Right before the accident, after his parents had been evicted from their San Diego East County apartment and were attempting to drive to Texas in a dilapidated car and U-Haul trailer, Adelino says he was thinking, "Man, how am I going to keep this up for another few years?"

The crash ended his parents' lives, and sent their children into a spiral of uncertainty.

As the children, from an infant to 12, were taken to various hospitals to treat their injuries ranging from minor to severe, there was little hope that the close-knit siblings would be able to stay together.

Their future seemed bleak after they were released to live together in a temporary private foster home in San Diego. Local news highlighted the children's plight.

That's when the Willises learned about them and knew the kids needed to stay together in a stable home. They had a big home that was now empty as they pondered downsizing.

"We were at a crossroads. I saw this story and it hit me so hard," Pam says. "We had room for them and I started falling in love.
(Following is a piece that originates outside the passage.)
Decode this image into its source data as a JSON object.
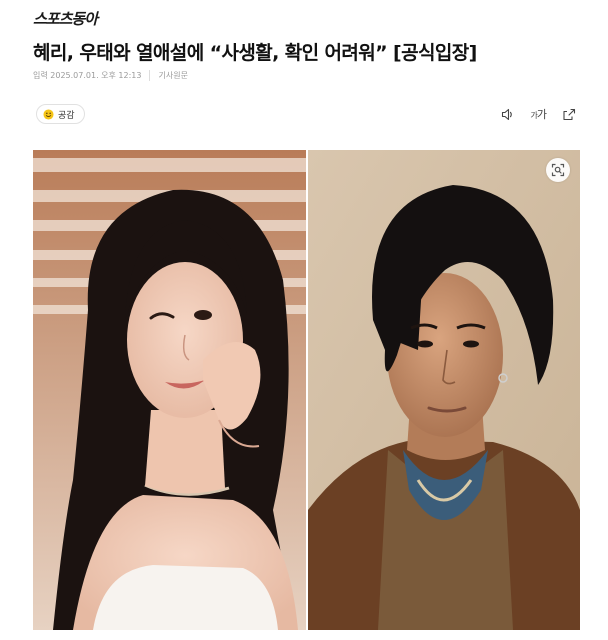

This was the answer to what we were supposed to be doing."

The children — Aleecia, now 9, Anthony, 8, Aubriella, 7, Leo, 5, and Xander, 4 — came to live with the Willises in March 2019. 

While their biological children were fully supportive, they were a little concerned.
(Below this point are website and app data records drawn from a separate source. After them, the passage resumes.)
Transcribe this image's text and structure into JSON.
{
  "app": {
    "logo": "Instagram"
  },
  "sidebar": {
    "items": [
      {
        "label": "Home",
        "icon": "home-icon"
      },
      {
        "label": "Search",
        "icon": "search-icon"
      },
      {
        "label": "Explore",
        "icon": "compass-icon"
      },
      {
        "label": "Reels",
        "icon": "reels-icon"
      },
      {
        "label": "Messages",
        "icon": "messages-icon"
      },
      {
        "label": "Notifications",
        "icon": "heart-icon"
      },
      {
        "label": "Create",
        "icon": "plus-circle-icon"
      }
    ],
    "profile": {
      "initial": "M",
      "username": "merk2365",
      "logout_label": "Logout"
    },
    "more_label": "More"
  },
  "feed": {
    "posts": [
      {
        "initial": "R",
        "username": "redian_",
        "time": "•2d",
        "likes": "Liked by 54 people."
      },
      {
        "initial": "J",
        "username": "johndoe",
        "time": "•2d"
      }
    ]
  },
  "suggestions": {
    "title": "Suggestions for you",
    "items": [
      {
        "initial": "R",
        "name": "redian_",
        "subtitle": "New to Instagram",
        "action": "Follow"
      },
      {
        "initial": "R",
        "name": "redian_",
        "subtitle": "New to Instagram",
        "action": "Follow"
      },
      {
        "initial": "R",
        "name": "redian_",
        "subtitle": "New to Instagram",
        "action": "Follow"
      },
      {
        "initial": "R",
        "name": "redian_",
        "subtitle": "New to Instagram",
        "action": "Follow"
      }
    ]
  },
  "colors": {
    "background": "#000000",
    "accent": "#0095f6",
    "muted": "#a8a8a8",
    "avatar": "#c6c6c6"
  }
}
"I think that they were taken aback a little with the permanency of it all and like, 'Wow, mom and dad, you're not 25 anymore,'" says Pam, laughing. "My oldest one, he was 30 at the time and he was future-minded, like, 'Are you guys going to be okay with retirement and things like that, and financially?' And we were like, 'Yeah, I think we'll be okay.' "

The kids' adoption was finalized in August 2020, and the crew jumped into the public eye after a video of their journey went viral. Now the family chronicles their adventures on their Instagram account.

Almost two years after their new chapter began, Pam says they are like any other family now that the children have rehabilitated from the accident and worked to overcome their fears and insecurities from their challenging former life.

"We've moved past that first year that was so incredibly trying for all of us," Pam says. "The fact that we expected it and knew how to manage it didn't make it any less difficult."

Instead of being bitter about the life he had been handed, Adelino says he's vowed to make his life count.

He tells PEOPLE that he stopped thinking, "Wow, life really sucks," and shifted his mindset: "I want to help people so they never have to feel like this. I want to make sure my family is happy."

And he has his sights set on becoming a special victims detective, "because what happens to [them] really makes me upset," he says. "I want to be there to help those people have a shoulder to lean on."